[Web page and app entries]
####
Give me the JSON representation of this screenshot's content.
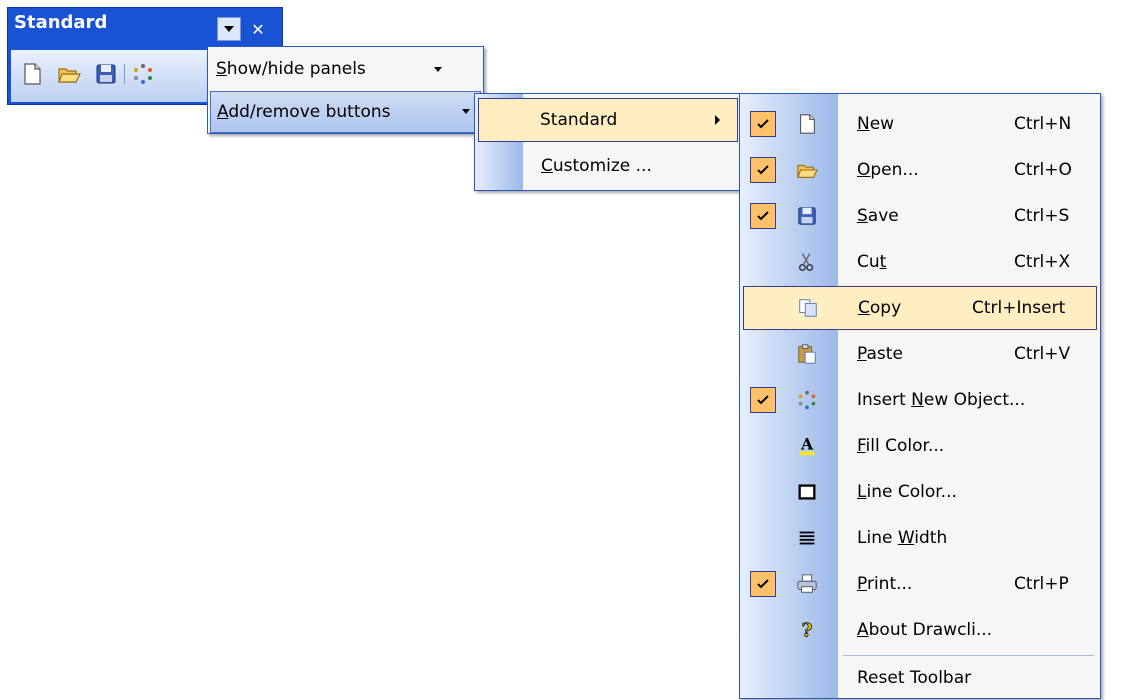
{
  "toolbar": {
    "title": "Standard",
    "dropdown_icon": "chevron-down-icon",
    "close_label": "✕",
    "buttons": [
      {
        "name": "new-icon"
      },
      {
        "name": "open-folder-icon"
      },
      {
        "name": "save-disk-icon"
      },
      {
        "name": "insert-object-icon"
      }
    ]
  },
  "options_menu": {
    "items": [
      {
        "prefix": "",
        "accel": "S",
        "rest": "how/hide panels"
      },
      {
        "prefix": "",
        "accel": "A",
        "rest": "dd/remove buttons"
      }
    ]
  },
  "submenu": {
    "items": [
      {
        "label": "Standard"
      },
      {
        "prefix": "",
        "accel": "C",
        "rest": "ustomize ..."
      }
    ]
  },
  "buttons_menu": {
    "items": [
      {
        "checked": true,
        "icon": "new-icon",
        "pre": "",
        "acc": "N",
        "post": "ew",
        "shortcut": "Ctrl+N"
      },
      {
        "checked": true,
        "icon": "open-folder-icon",
        "pre": "",
        "acc": "O",
        "post": "pen...",
        "shortcut": "Ctrl+O"
      },
      {
        "checked": true,
        "icon": "save-disk-icon",
        "pre": "",
        "acc": "S",
        "post": "ave",
        "shortcut": "Ctrl+S"
      },
      {
        "checked": false,
        "icon": "scissors-icon",
        "pre": "Cu",
        "acc": "t",
        "post": "",
        "shortcut": "Ctrl+X"
      },
      {
        "checked": false,
        "icon": "copy-icon",
        "pre": "",
        "acc": "C",
        "post": "opy",
        "shortcut": "Ctrl+Insert",
        "highlighted": true
      },
      {
        "checked": false,
        "icon": "paste-icon",
        "pre": "",
        "acc": "P",
        "post": "aste",
        "shortcut": "Ctrl+V"
      },
      {
        "checked": true,
        "icon": "insert-object-icon",
        "pre": "Insert ",
        "acc": "N",
        "post": "ew Object...",
        "shortcut": ""
      },
      {
        "checked": false,
        "icon": "fill-color-icon",
        "pre": "",
        "acc": "F",
        "post": "ill Color...",
        "shortcut": ""
      },
      {
        "checked": false,
        "icon": "line-color-icon",
        "pre": "",
        "acc": "L",
        "post": "ine Color...",
        "shortcut": ""
      },
      {
        "checked": false,
        "icon": "line-width-icon",
        "pre": "Line ",
        "acc": "W",
        "post": "idth",
        "shortcut": ""
      },
      {
        "checked": true,
        "icon": "printer-icon",
        "pre": "",
        "acc": "P",
        "post": "rint...",
        "shortcut": "Ctrl+P"
      },
      {
        "checked": false,
        "icon": "help-question-icon",
        "pre": "",
        "acc": "A",
        "post": "bout Drawcli...",
        "shortcut": ""
      }
    ],
    "reset_label": "Reset Toolbar"
  },
  "colors": {
    "titlebar": "#1a52d4",
    "highlight": "#ffeec2",
    "check_bg": "#ffc26b",
    "menu_bg": "#f6f6f6"
  }
}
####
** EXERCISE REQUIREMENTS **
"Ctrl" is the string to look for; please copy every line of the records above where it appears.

** REPLY **
        "shortcut": "Ctrl+N"
        "shortcut": "Ctrl+O"
        "shortcut": "Ctrl+S"
        "shortcut": "Ctrl+X"
        "shortcut": "Ctrl+Insert",
        "shortcut": "Ctrl+V"
        "shortcut": "Ctrl+P"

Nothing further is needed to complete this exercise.